If you use that truck to bring another load to be cleaned and treated it must! MUST! be blown out with compressed air as if you were taking wheat to the elevator. Driving with the traps open will not suffice. It MUST be blown out with air. If it wasn't blown out there will be treated seed in the test pan I will use to check. If there is treated wheat in the test pan I cannot run it through the cleaner. Why so picky? There is a good chance the load after you will not be treated and they want to be able to sell it. Even though the chance of contamination is extremely small, one berry is all it takes. If I find treated seed in the test pan I have no choice but to send it home without cleaning. It takes less than two minutes per hopper to open the traps and stand up inside the hopper and blow the ledges then the slide edges and slides themselves clean. DON'T FUDGE THIS PART.
Because it irritates me, a final note on dealing with Hegwood concrete on my concrete slab for the plant. Their bragging rights were that they had poured gym floors within 1/16 inch variance. The truth of the matter is their actual pour on my floor was 16 times less, as I have swales/lakes over an inch deep. I find that embarrassing and don’t ever want to be compared with that type of quality.
2017 Treatments Available
Rancona- delivers premier protection against a broad spectrum of seed and seedling diseases resulting in uniform germination, emergence and stand for young plants. The healthy start helps ensure high yield.
Nutriplant- is an Amway product to promote early vigor and root development. I also have Awaken ST as a backup if I run out of Nutriplant as it requires about 5 days to get a delivery.

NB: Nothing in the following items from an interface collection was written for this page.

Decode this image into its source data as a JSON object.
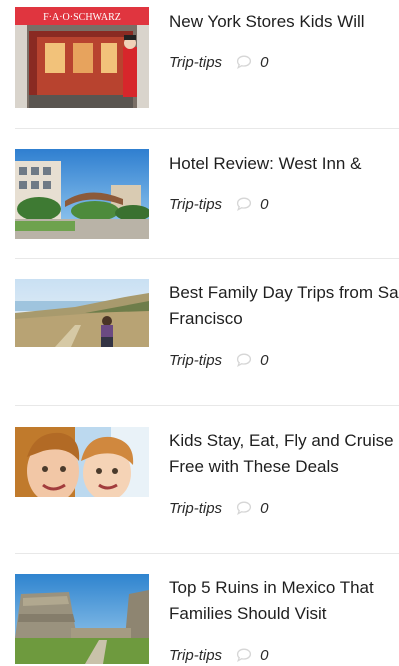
{
  "posts": [
    {
      "title": "New York Stores Kids Will",
      "category": "Trip-tips",
      "comments": "0",
      "image_sign": "F·A·O·SCHWARZ"
    },
    {
      "title": "Hotel Review: West Inn &",
      "category": "Trip-tips",
      "comments": "0"
    },
    {
      "title": "Best Family Day Trips from San Francisco",
      "category": "Trip-tips",
      "comments": "0"
    },
    {
      "title": "Kids Stay, Eat, Fly and Cruise Free with These Deals",
      "category": "Trip-tips",
      "comments": "0"
    },
    {
      "title": "Top 5 Ruins in Mexico That Families Should Visit",
      "category": "Trip-tips",
      "comments": "0"
    }
  ],
  "colors": {
    "title": "#1f1f1f",
    "meta": "#2a2a2a",
    "comment_icon": "#d6d6d6",
    "divider": "#e8e8e8"
  },
  "icons": {
    "comment": "speech-bubble-icon"
  }
}
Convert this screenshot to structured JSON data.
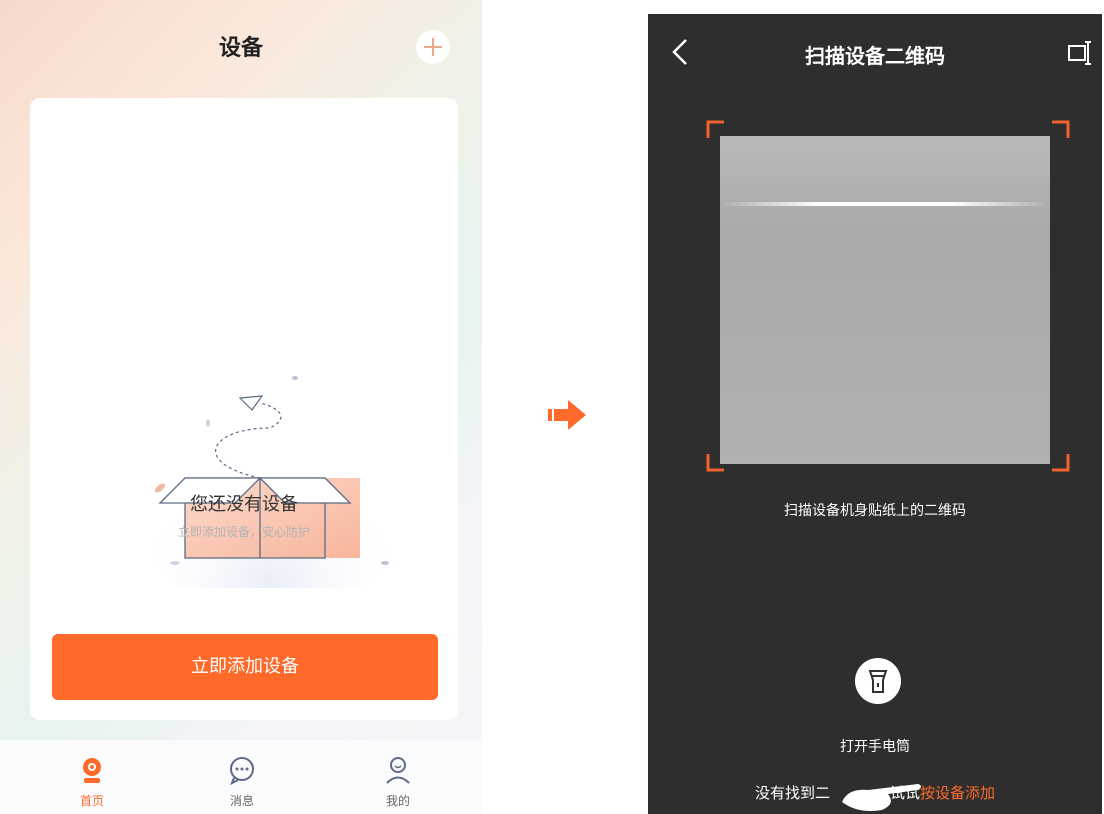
{
  "left_screen": {
    "title": "设备",
    "empty_title": "您还没有设备",
    "empty_subtitle": "立即添加设备，安心防护",
    "add_button": "立即添加设备",
    "tabs": [
      {
        "label": "首页",
        "icon": "camera-icon",
        "active": true
      },
      {
        "label": "消息",
        "icon": "chat-bubble-icon",
        "active": false
      },
      {
        "label": "我的",
        "icon": "user-icon",
        "active": false
      }
    ]
  },
  "right_screen": {
    "title": "扫描设备二维码",
    "scan_hint": "扫描设备机身贴纸上的二维码",
    "flashlight_label": "打开手电筒",
    "not_found_prefix": "没有找到二",
    "not_found_middle": "试试",
    "not_found_link": "按设备添加"
  },
  "colors": {
    "accent": "#ff6a2a",
    "dark_bg": "#2e2e2e",
    "scan_corner": "#f2622a"
  }
}
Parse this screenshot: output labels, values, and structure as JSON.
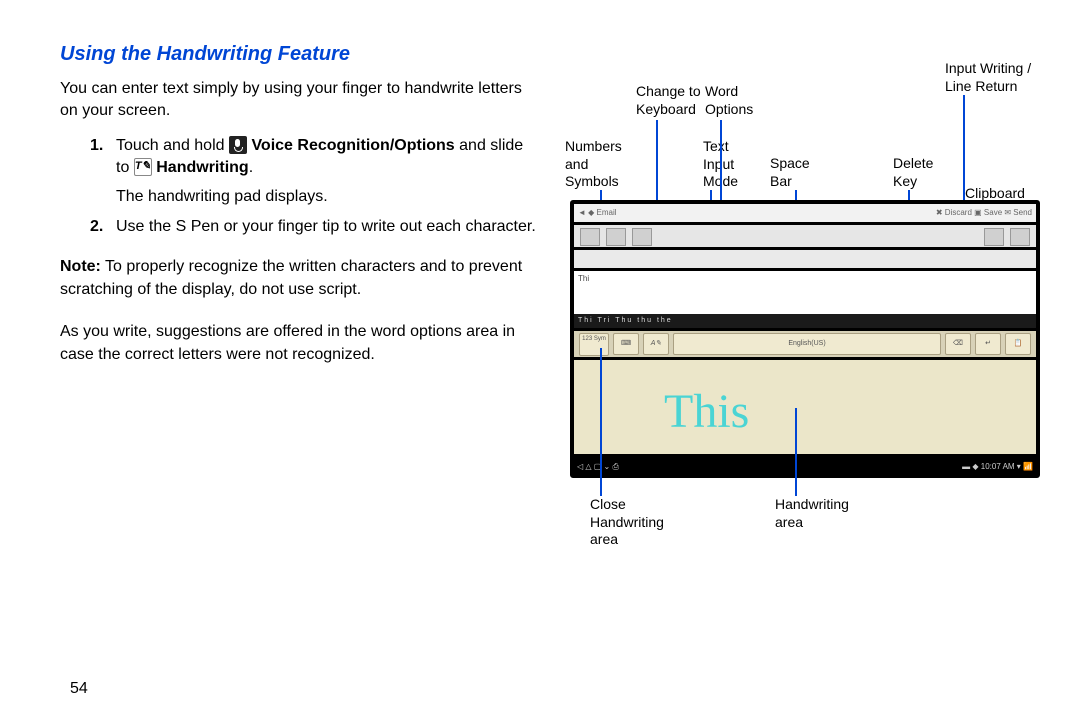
{
  "heading": "Using the Handwriting Feature",
  "intro": "You can enter text simply by using your finger to handwrite letters on your screen.",
  "step1_num": "1.",
  "step1_a": "Touch and hold ",
  "step1_b": "Voice Recognition/Options",
  "step1_c": " and slide to ",
  "step1_d": "Handwriting",
  "step1_e": ".",
  "step1_sub": "The handwriting pad displays.",
  "step2_num": "2.",
  "step2": "Use the S Pen or your finger tip to write out each character.",
  "note_label": "Note:",
  "note_text": " To properly recognize the written characters and to prevent scratching of the display, do not use script.",
  "para2": "As you write, suggestions are offered in the word options area in case the correct letters were not recognized.",
  "pagenum": "54",
  "labels": {
    "numbers": "Numbers and Symbols",
    "change_kbd": "Change to Keyboard",
    "word_opts": "Word Options",
    "text_input": "Text Input Mode",
    "space": "Space Bar",
    "delete": "Delete Key",
    "input_writing": "Input Writing / Line Return",
    "clipboard": "Clipboard",
    "close_hw": "Close Handwriting area",
    "hw_area": "Handwriting area"
  },
  "device": {
    "email_left": "◄  ◆  Email",
    "email_right": "✖ Discard   ▣ Save   ✉ Send",
    "body_typed": "Thi",
    "suggestions": "Thi  Tri  Thu  thu  the",
    "sym_btn": "123 Sym",
    "space_label": "English(US)",
    "handwritten": "This",
    "nav_left": "◁   △   ▢   ⌄   ⎙",
    "nav_right": "▬  ◆  10:07 AM  ▾ 📶"
  }
}
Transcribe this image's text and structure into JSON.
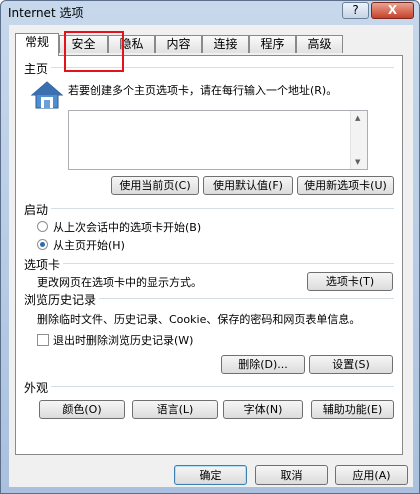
{
  "window": {
    "title": "Internet 选项",
    "help_label": "?",
    "close_label": "X"
  },
  "tabs": [
    {
      "label": "常规"
    },
    {
      "label": "安全"
    },
    {
      "label": "隐私"
    },
    {
      "label": "内容"
    },
    {
      "label": "连接"
    },
    {
      "label": "程序"
    },
    {
      "label": "高级"
    }
  ],
  "homepage": {
    "group_label": "主页",
    "description": "若要创建多个主页选项卡，请在每行输入一个地址(R)。",
    "value": "",
    "btn_current": "使用当前页(C)",
    "btn_default": "使用默认值(F)",
    "btn_new_tab": "使用新选项卡(U)"
  },
  "startup": {
    "group_label": "启动",
    "option_last": "从上次会话中的选项卡开始(B)",
    "option_home": "从主页开始(H)"
  },
  "tabs_section": {
    "group_label": "选项卡",
    "description": "更改网页在选项卡中的显示方式。",
    "btn_tabs": "选项卡(T)"
  },
  "history": {
    "group_label": "浏览历史记录",
    "description": "删除临时文件、历史记录、Cookie、保存的密码和网页表单信息。",
    "checkbox_label": "退出时删除浏览历史记录(W)",
    "btn_delete": "删除(D)...",
    "btn_settings": "设置(S)"
  },
  "appearance": {
    "group_label": "外观",
    "btn_colors": "颜色(O)",
    "btn_languages": "语言(L)",
    "btn_fonts": "字体(N)",
    "btn_accessibility": "辅助功能(E)"
  },
  "footer": {
    "ok": "确定",
    "cancel": "取消",
    "apply": "应用(A)"
  }
}
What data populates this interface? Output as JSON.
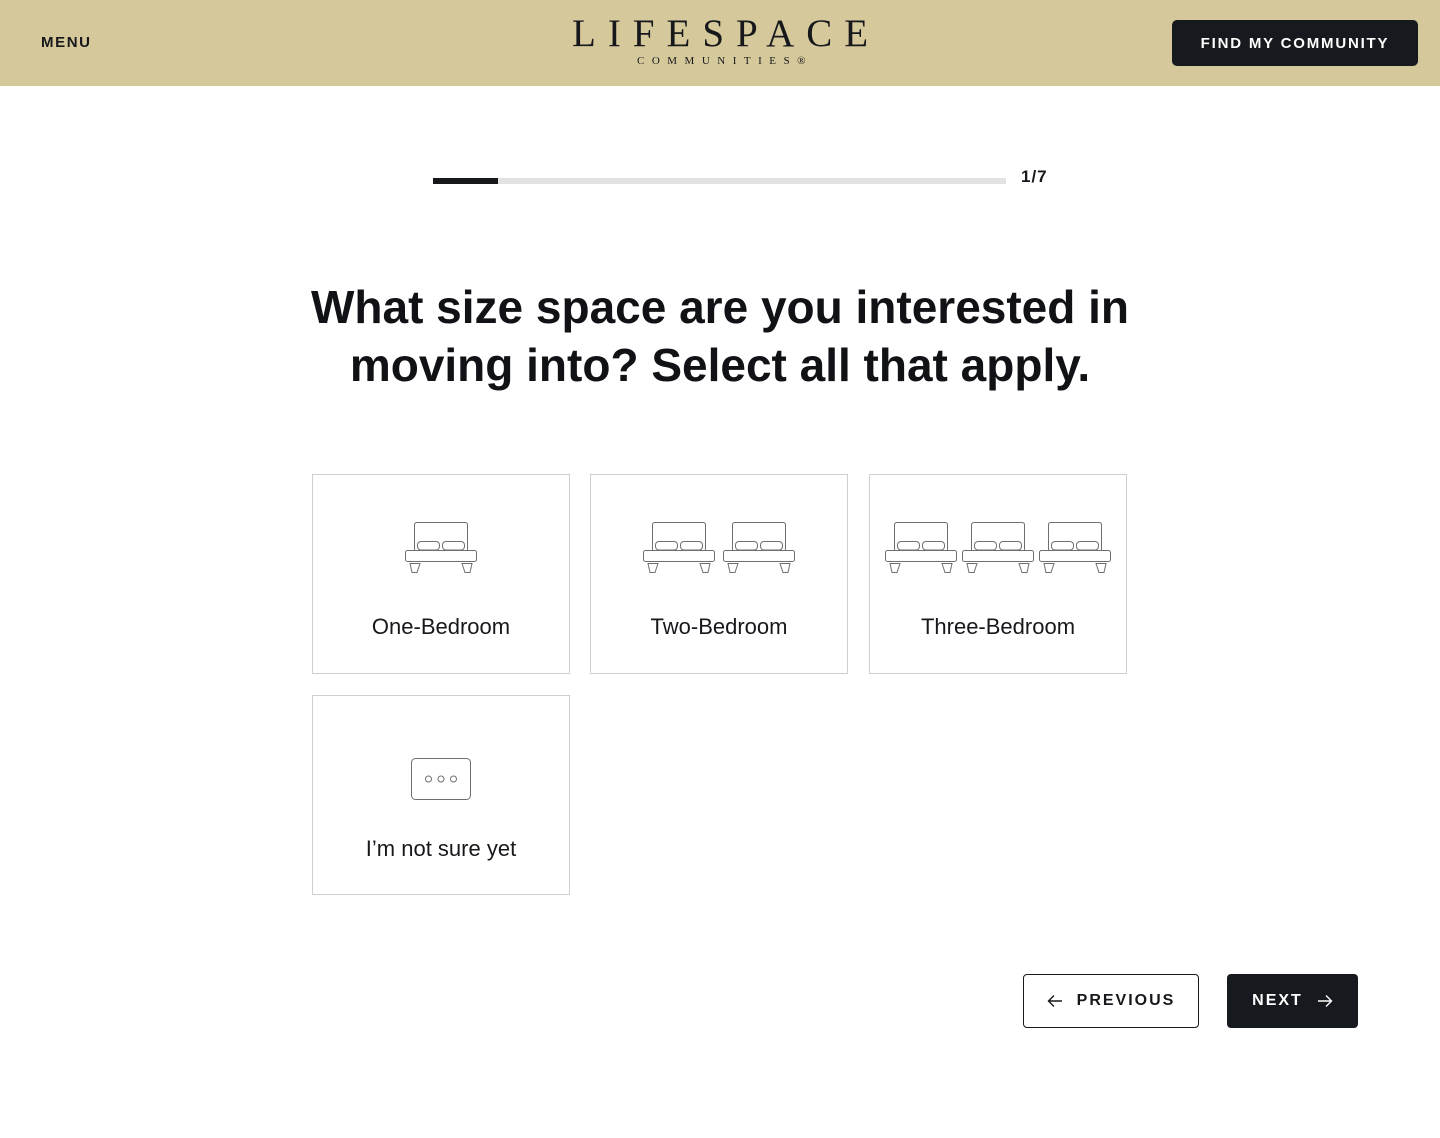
{
  "header": {
    "menu_label": "MENU",
    "logo_main": "LIFESPACE",
    "logo_sub": "COMMUNITIES®",
    "cta_label": "FIND MY COMMUNITY",
    "background_color": "#d5c89b"
  },
  "progress": {
    "label": "1/7",
    "fraction": 0.1143
  },
  "question": "What size space are you interested in moving into? Select all that apply.",
  "options": [
    {
      "label": "One-Bedroom",
      "icon": "bed-icon",
      "icon_count": 1
    },
    {
      "label": "Two-Bedroom",
      "icon": "bed-icon",
      "icon_count": 2
    },
    {
      "label": "Three-Bedroom",
      "icon": "bed-icon",
      "icon_count": 3
    },
    {
      "label": "I’m not sure yet",
      "icon": "ellipsis-box-icon",
      "icon_count": 1
    }
  ],
  "nav": {
    "previous_label": "PREVIOUS",
    "next_label": "NEXT"
  },
  "colors": {
    "dark": "#16191d",
    "accent": "#d5c89b"
  }
}
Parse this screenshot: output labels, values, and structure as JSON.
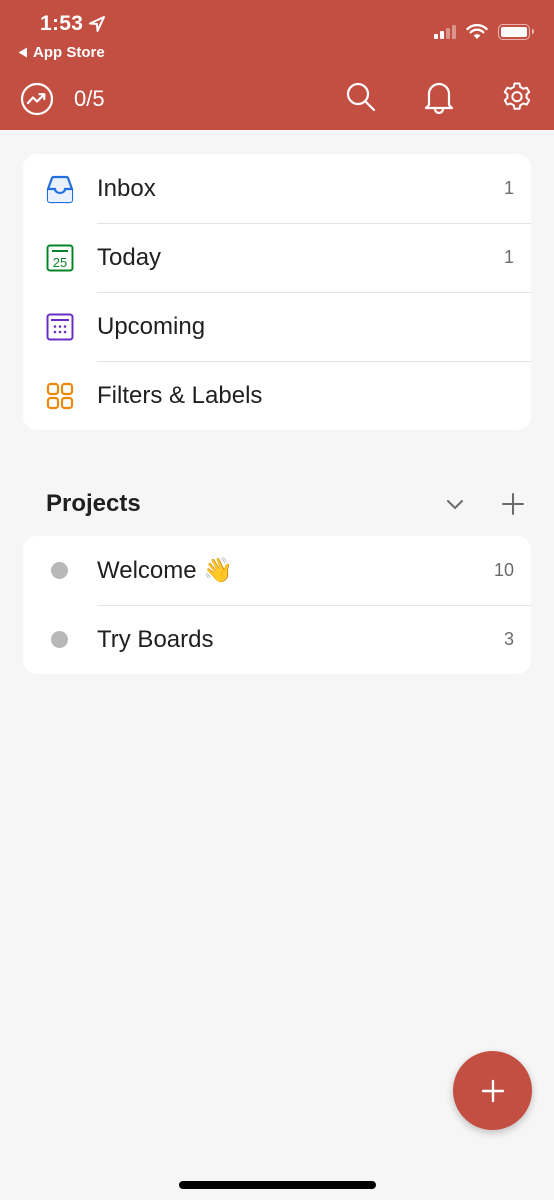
{
  "status_bar": {
    "time": "1:53",
    "back_label": "App Store",
    "signal_bars_active": 2,
    "signal_bars_total": 4,
    "battery_level": 1.0
  },
  "header": {
    "karma_icon": "productivity-trend-icon",
    "karma_progress": "0/5",
    "actions": [
      {
        "name": "search",
        "icon": "search-icon"
      },
      {
        "name": "notifications",
        "icon": "bell-icon"
      },
      {
        "name": "settings",
        "icon": "gear-icon"
      }
    ],
    "accent_color": "#c24f41"
  },
  "nav": {
    "items": [
      {
        "label": "Inbox",
        "count": "1",
        "icon": "inbox-icon",
        "color": "#246fe0"
      },
      {
        "label": "Today",
        "count": "1",
        "icon": "calendar-today-icon",
        "day": "25",
        "color": "#058527"
      },
      {
        "label": "Upcoming",
        "count": "",
        "icon": "calendar-upcoming-icon",
        "color": "#692fc2"
      },
      {
        "label": "Filters & Labels",
        "count": "",
        "icon": "filters-grid-icon",
        "color": "#eb8909"
      }
    ]
  },
  "projects": {
    "title": "Projects",
    "items": [
      {
        "label": "Welcome 👋",
        "count": "10",
        "color": "#b8b8b8"
      },
      {
        "label": "Try Boards",
        "count": "3",
        "color": "#b8b8b8"
      }
    ]
  },
  "fab": {
    "icon": "plus-icon"
  }
}
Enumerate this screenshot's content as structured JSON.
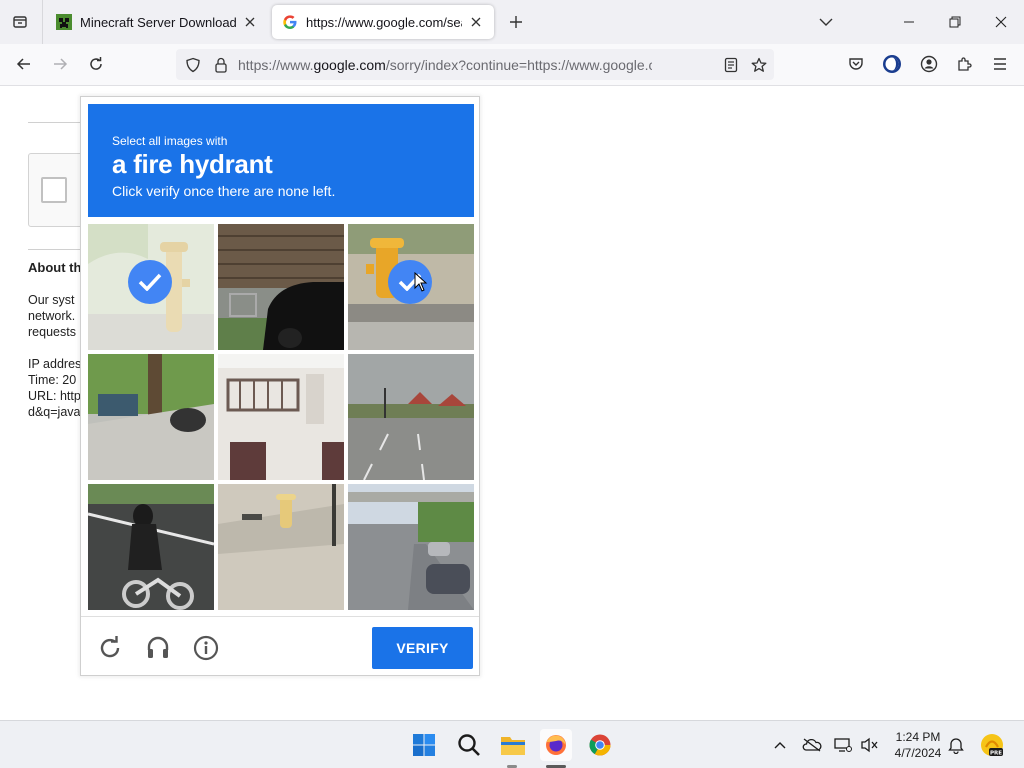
{
  "browser": {
    "tabs": [
      {
        "title": "Minecraft Server Download | Mi",
        "active": false
      },
      {
        "title": "https://www.google.com/searc",
        "active": true
      }
    ],
    "url": {
      "prefix": "https://www.",
      "domain": "google.com",
      "suffix": "/sorry/index?continue=https://www.google.com/searc"
    }
  },
  "page": {
    "about_heading": "About th",
    "paragraph": [
      "Our syst",
      "network.",
      "requests"
    ],
    "details": [
      "IP addres",
      "Time: 20",
      "URL: http",
      "d&q=java"
    ]
  },
  "captcha": {
    "instruction_line1": "Select all images with",
    "target": "a fire hydrant",
    "instruction_line3": "Click verify once there are none left.",
    "verify_label": "VERIFY",
    "tiles": [
      {
        "content": "fire hydrant on sidewalk",
        "selected": true
      },
      {
        "content": "car by fence",
        "selected": false
      },
      {
        "content": "yellow fire hydrant",
        "selected": true
      },
      {
        "content": "sidewalk with trees and motorcycle",
        "selected": false
      },
      {
        "content": "house with balcony",
        "selected": false
      },
      {
        "content": "road with houses",
        "selected": false
      },
      {
        "content": "motorcyclist on road",
        "selected": false
      },
      {
        "content": "fire hydrant on street corner",
        "selected": false
      },
      {
        "content": "road with cars and bridge",
        "selected": false
      }
    ]
  },
  "taskbar": {
    "time": "1:24 PM",
    "date": "4/7/2024"
  },
  "colors": {
    "captcha_blue": "#1a73e8",
    "check_blue": "#4285f4"
  }
}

Rancona - $3.50 per bushel
Nutriplant - $2.50 per bushel
Awaken ST - $2.50 per bushel